The stories circulating recently about working conditions in some Far Eastern factories have made a fair number of people start to question their role as consumers. For one thing it doesn’t feel right that we can buy something cheap only because someone else far away suffers. The Fairtrade movement, which started to help African farmers improve their living standards while still supplying Western supermarkets with produce, has now found an equivalent in the consumer electronics space.
The Fairphone is a new Android smartphone which aims to deliver ethical sourcing as part of the package. The company behind the initiative will use conflict free resources, ensure improved worker welfare, implement ecological recycling programs and offer transparent production and pricing information so everyone knows what is involved in the process.
The phone itself comes with a very respectable specification, with a quad core processor, 4.3 inch screen, 8 megapixel camera, Android 4.2, microSD support and 16GB of storage on-board. The team behind the handset are based in Amsterdam in the Netherlands, so the phone will initially only be available in Europe, and they need 5000 orders first so they can start production.
At the time of writing, they have reached just over 40% of their target with 21 days go go, which means that with the right kind of support they could definitely hit their target in time. The price for the unlocked SIM free phone is €325, which is surprisingly competitive for a socially aware project of this nature. It’s not as cheap as the Far Eastern low end alternatives, but it offers an excellent method of demonstrating one’s commitment to improving the way we source our stuff.
How we “feel” about something is a very poor way to determine morality, especially, as here, when we have time to reflect. If one reflects, the first question is “What suffering is going on elsewhere in the process of making the phone.” And second, how do we reduce that suffering.
I assume you are really saying that we would not work for that pay here or put up with those working conditions. That can’t be a moral guidline, or no one “far away” would have a job. Presumably, people “far away” work in these conditions because it is, in fact, the best job they could find. So let’s take that job away?
Most of the time, if not all of the time, the jobs not involving exports are even worse. One could argue that the least moral thing to do is chip away at the best jobs, just because they are not “good” jobs. It may still not feel right, but one of the reasons morality is a real thing is that it has rational roots.
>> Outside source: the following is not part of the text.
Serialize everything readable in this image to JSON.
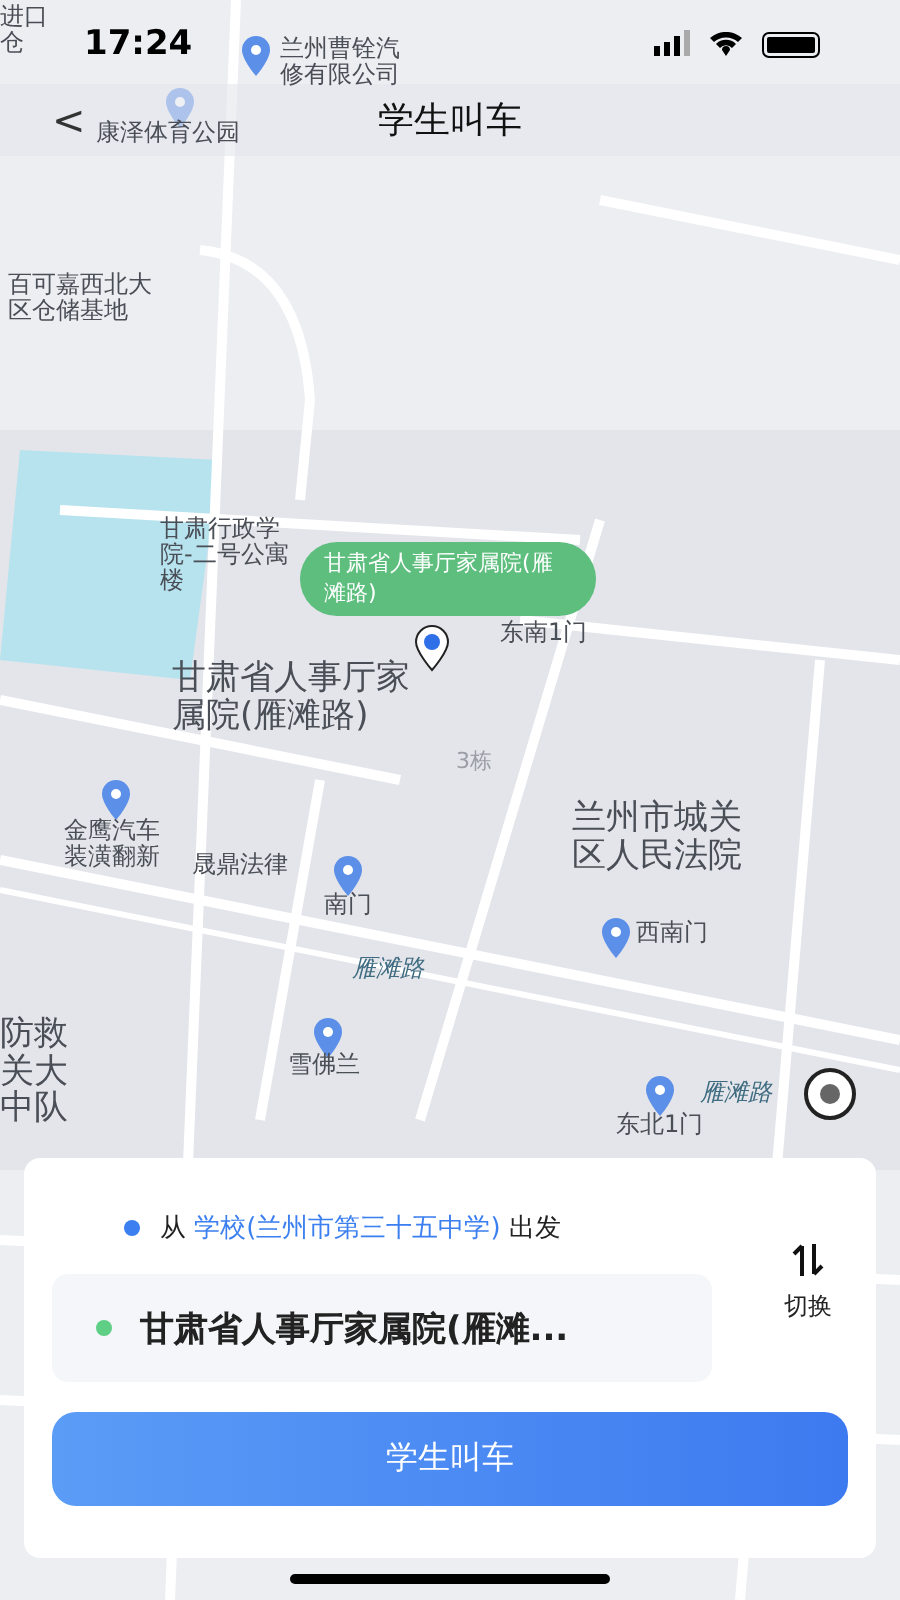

Even though this state of affairs can cause us to feel bad, we can console ourselves with the fact that labor movements need jobs before they can improve jobs.